Design, History and Culture


Course Objective

The learning objectives of this seminar are to learn students to:

1) Analyse contemporary forms of design in a critical way in an academic
paper with abstract, research question, sub-questions and a critical
analysis of a chosen theme or topic related to the course content, level
400 (5000 words)
2) Reflect on design practice in relation to
ethical and moral frameworks while assessing the value of design history
within these frameworks
3) Express critical insights in texts of a theoretical and philosophical
nature in discussions and presentations for peers, and in relation to
forms of design.

Course Content

In this seminar we will address how we can write about design in view of
current design practices in our culture and society. Taking our
case-studies from the most critical and cutting edge contemporary design
- projects which interact with biological sciences, biotechnologies, and
technological progress - we will discuss how these current practices are
addressed in discourses about design.
These forms of design comprise practices from a growing number of
international artists and designers. They reflect on the biosciences and
technologies in our society by way of future scenarios and speculative
realities about what might happen to humans and animals when particular
technologies are becoming part of our daily lives.

The course will also address the ways in which such futuristic types of
speculative design relate to design history. How has speculative and
futuristic design been dealt with up until now? What is its place in,
and relation to, historical canons of design?

We will analyse this by reading different texts, reflecting on the
presentations and exhibitions of designers, on different media related
to design projects, and on websites related to the topic. We will also
connect design projects to ethical and cultural issues and debates in
our society.

Teaching Methods

Research and lecture seminar (each 2 hours per week) with student panel
presentations about
course readings, group discussions about course readings, poster
pitches of 5 mins as regards the individual research paper, and a
written end paper.
Attendance is compulsory.

Method of Assessment

Panel presentation: 20%
Poster pitch presentation: 10%
Written paper: 70%

Matching of course objectives and assessment:
Objectives 1 and 2: Academic paper, 70%
Objective 3: panel and poster pitch presentations, 30% (20% and 10%)

The final grade is the average of the three grades (20%, 10%, 70%), as
This average must be 6.0 minimal in order to pass the seminar.
In addition, the final paper (70%) must be graded with 6.0 minimal.
Students may opt for one second chance if this paper is graded lower
than 6.0. There is no resit for panel presentations and poster pitch.

Entry Requirements

BA MKDA, BA Art History, BA Cultural studies, or an equivalent


The main course book is:
Anthony Dunne and Fiona Raby, Speculative Everything.
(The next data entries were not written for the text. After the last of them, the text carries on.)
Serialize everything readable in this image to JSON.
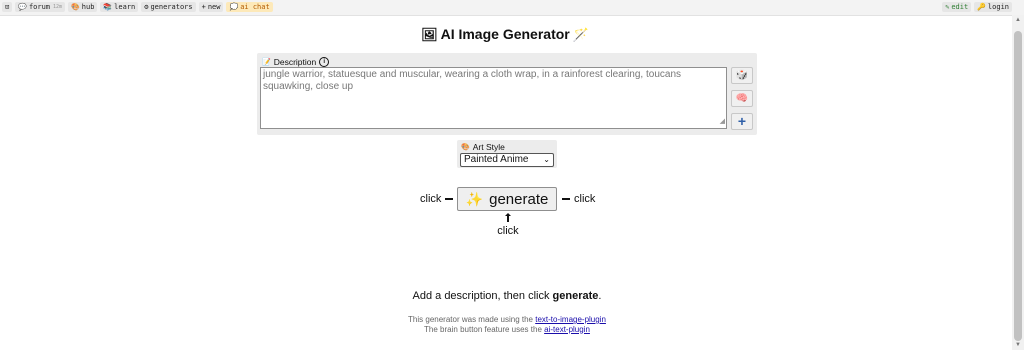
{
  "nav": {
    "left": [
      {
        "icon": "⊡",
        "label": ""
      },
      {
        "icon": "💬",
        "label": "forum",
        "count": "12m"
      },
      {
        "icon": "🎨",
        "label": "hub"
      },
      {
        "icon": "📚",
        "label": "learn"
      },
      {
        "icon": "⚙",
        "label": "generators"
      },
      {
        "icon": "+",
        "label": "new"
      },
      {
        "icon": "💭",
        "label": "ai chat"
      }
    ],
    "right": [
      {
        "icon": "✎",
        "label": "edit"
      },
      {
        "icon": "🔑",
        "label": "login"
      }
    ]
  },
  "header": {
    "title": "AI Image Generator"
  },
  "description": {
    "label": "Description",
    "value": "jungle warrior, statuesque and muscular, wearing a cloth wrap, in a rainforest clearing, toucans squawking, close up"
  },
  "art_style": {
    "label": "Art Style",
    "selected": "Painted Anime"
  },
  "generate": {
    "label": "generate",
    "hint_click": "click"
  },
  "hint": {
    "prefix": "Add a description, then click ",
    "bold": "generate",
    "suffix": "."
  },
  "footer": {
    "line1_prefix": "This generator was made using the ",
    "line1_link": "text-to-image-plugin",
    "line2_prefix": "The brain button feature uses the ",
    "line2_link": "ai-text-plugin"
  }
}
Design, Fiction,
and Social Dreaming. (Boston: MIT, 2013).

Please note that additional readings to be discussed for each week will
be assigned during the course!

Target Audience

MA students Design Cultures and Master students from related fields

Additional Information

This is a research and lecture seminar.
If you want more information please contact the lecturer Marjan Groot at

General Information

Course Code L_AAMAACW003
Credits 6 EC
Period P1
Course Level 400
Language of Tuition English
Faculty Faculty of Humanities
Course Coordinator dr. M.H. Groot
Examiner dr. M.H. Groot
Teaching Staff dr. M.H. Groot

Practical Information

You need to register for this course yourself

Last-minute registration is available for this course.

Teaching Methods Lecture
Target audiences

This course is also available as: